Do you think these small-cap stocks should have higher valuations? Please use our list to assist with your own analysis.
1) RF Micro Devices Inc. (RFMD)
|Industry||Semiconductor - Integrated Circuits|
|1-Year Projected Earnings Per Share Growth Rate||242.86%|
RF Micro Devices, Inc. designs, develops, manufactures, and markets radio frequency components and compound semiconductor technologies primarily in the United States and Asia. Its products enable mobility, as well as provide connectivity and support functionality in the mobile devices, wireless infrastructure, wireless local area networks, cable television /broadband, Smart Energy/advanced metering infrastructure, and aerospace and defense markets. RF Micro Devices, Inc. was founded in 1991 and its headquarters is in Greensboro, North Carolina.
2) Lattice Semiconductor Corporation (NASDAQ:LSCC)
|Industry||Semiconductor - Specialized|
|1-Year Projected Earnings Per Share Growth Rate||229.40%|
Lattice Semiconductor Corporation designs, develops, manufactures, and markets programmable logic products and related software.
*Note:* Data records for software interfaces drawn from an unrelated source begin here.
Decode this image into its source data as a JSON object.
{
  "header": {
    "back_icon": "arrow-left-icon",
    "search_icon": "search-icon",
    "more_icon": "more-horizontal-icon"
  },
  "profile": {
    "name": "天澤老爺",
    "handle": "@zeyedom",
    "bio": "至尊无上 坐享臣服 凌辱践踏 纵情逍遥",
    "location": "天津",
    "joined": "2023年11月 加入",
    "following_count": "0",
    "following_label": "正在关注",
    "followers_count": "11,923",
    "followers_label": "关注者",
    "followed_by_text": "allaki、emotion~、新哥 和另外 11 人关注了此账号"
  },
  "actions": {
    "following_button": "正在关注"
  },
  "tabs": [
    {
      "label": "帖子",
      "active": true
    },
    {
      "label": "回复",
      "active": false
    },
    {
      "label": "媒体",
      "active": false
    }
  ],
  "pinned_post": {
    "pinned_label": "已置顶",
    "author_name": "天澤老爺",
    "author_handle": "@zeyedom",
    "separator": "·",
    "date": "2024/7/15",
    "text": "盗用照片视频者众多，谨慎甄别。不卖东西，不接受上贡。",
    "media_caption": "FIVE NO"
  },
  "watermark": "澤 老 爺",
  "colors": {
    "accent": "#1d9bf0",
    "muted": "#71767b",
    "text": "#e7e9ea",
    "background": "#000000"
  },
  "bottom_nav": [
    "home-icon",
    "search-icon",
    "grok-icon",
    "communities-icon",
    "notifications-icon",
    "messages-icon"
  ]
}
The company offers field programmable gate array products, including LatticeECP products for deployment in wireless infrastructure and wireline access equipment, as well as in video and imaging applications; and LatticeXP products for the security, surveillance and display markets. Lattice Semiconductor Corporation was founded in 1983 and its headquarters is in Hillsboro, Oregon.
3) International Rectifier Corporation (NYSE:IRF)
|Industry||Semiconductor - Integrated Circuits|
|1-Year Projected Earnings Per Share Growth Rate||348.70%|
International Rectifier Corporation designs, manufactures, and markets power management semiconductors for distributors, original equipment manufacturers, and contract manufacturers in the Americas, Europe, and Asia. International Rectifier Corporation was founded in 1947 and its headquarters is in El Segundo, California.
4) Mercury Computer Systems, Inc. (NASDAQ:MRCY)
|1-Year Projected Earnings Per Share Growth Rate||113.04%|
Mercury Computer Systems, Inc. engages in the design, manufacture, and marketing of embedded real-time digital signal and image processing sub-systems and software for defense and commercial markets. The company has operations in the United States, Europe, and the Asia Pacific. Mercury Computer Systems, Inc. was founded in 1981 and its headquarters is in Chelmsford, Massachusetts.
5) Imperva Inc. (NYSE:IMPV)
|1-Year Projected Earnings Per Share Growth Rate||358.30%|
Imperva, Inc. engages in the development, marketing, sales, service and support of data security solutions that provide visibility and control over high value business data across critical systems within the data center. The company was formerly known as WebCohort Inc. and changed its name to Imperva, Inc. in February 2004. Imperva, Inc. was founded in 2002 and its headquarters is in Redwood Shores, California.
Company profiles were sourced from Google Finance and Yahoo Finance. Financial data was sourced from Finviz on 09/28/2012.
Disclosure: I have no positions in any stocks mentioned, and no plans to initiate any positions within the next 72 hours.
Business relationship disclosure: This article was prepared for ZetaKap Media by one of our full-time analysts. We did not receive compensation for this article (other than from Seeking Alpha), and we have no business relationship with any company whose stock is mentioned in this article.